Directions: Give back all the data below exactly as it is shown.

━━━ The data ━━━

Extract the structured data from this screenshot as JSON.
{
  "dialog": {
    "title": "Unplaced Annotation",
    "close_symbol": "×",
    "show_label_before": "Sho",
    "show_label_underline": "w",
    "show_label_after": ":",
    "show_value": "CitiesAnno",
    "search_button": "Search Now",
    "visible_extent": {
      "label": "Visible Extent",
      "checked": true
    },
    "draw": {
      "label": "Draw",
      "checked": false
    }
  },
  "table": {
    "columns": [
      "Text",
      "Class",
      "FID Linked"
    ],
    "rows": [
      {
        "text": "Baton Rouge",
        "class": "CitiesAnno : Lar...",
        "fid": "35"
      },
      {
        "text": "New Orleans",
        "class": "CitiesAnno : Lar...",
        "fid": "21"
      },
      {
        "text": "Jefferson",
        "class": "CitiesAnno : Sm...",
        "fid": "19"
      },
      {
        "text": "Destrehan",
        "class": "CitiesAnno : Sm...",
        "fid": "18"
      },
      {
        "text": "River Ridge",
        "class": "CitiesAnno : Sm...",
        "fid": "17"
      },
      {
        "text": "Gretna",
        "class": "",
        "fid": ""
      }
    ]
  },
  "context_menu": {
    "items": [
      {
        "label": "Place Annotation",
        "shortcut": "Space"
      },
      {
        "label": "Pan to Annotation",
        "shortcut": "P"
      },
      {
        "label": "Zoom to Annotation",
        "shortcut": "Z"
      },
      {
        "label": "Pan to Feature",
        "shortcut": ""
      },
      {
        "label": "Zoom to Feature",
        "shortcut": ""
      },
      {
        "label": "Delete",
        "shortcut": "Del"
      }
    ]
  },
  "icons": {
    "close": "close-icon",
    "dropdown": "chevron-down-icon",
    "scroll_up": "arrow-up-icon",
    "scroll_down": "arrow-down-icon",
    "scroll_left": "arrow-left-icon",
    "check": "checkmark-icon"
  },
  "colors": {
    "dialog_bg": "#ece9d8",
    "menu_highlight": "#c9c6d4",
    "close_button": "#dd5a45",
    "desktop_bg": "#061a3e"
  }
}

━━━

Answer to this problem:
Extract the structured data from this screenshot as JSON.
{
  "dialog": {
    "title": "Unplaced Annotation",
    "close_symbol": "×",
    "show_label_before": "Sho",
    "show_label_underline": "w",
    "show_label_after": ":",
    "show_value": "CitiesAnno",
    "search_button": "Search Now",
    "visible_extent": {
      "label": "Visible Extent",
      "checked": true
    },
    "draw": {
      "label": "Draw",
      "checked": false
    }
  },
  "table": {
    "columns": [
      "Text",
      "Class",
      "FID Linked"
    ],
    "rows": [
      {
        "text": "Baton Rouge",
        "class": "CitiesAnno : Lar...",
        "fid": "35"
      },
      {
        "text": "New Orleans",
        "class": "CitiesAnno : Lar...",
        "fid": "21"
      },
      {
        "text": "Jefferson",
        "class": "CitiesAnno : Sm...",
        "fid": "19"
      },
      {
        "text": "Destrehan",
        "class": "CitiesAnno : Sm...",
        "fid": "18"
      },
      {
        "text": "River Ridge",
        "class": "CitiesAnno : Sm...",
        "fid": "17"
      },
      {
        "text": "Gretna",
        "class": "",
        "fid": ""
      }
    ]
  },
  "context_menu": {
    "items": [
      {
        "label": "Place Annotation",
        "shortcut": "Space"
      },
      {
        "label": "Pan to Annotation",
        "shortcut": "P"
      },
      {
        "label": "Zoom to Annotation",
        "shortcut": "Z"
      },
      {
        "label": "Pan to Feature",
        "shortcut": ""
      },
      {
        "label": "Zoom to Feature",
        "shortcut": ""
      },
      {
        "label": "Delete",
        "shortcut": "Del"
      }
    ]
  },
  "icons": {
    "close": "close-icon",
    "dropdown": "chevron-down-icon",
    "scroll_up": "arrow-up-icon",
    "scroll_down": "arrow-down-icon",
    "scroll_left": "arrow-left-icon",
    "check": "checkmark-icon"
  },
  "colors": {
    "dialog_bg": "#ece9d8",
    "menu_highlight": "#c9c6d4",
    "close_button": "#dd5a45",
    "desktop_bg": "#061a3e"
  }
}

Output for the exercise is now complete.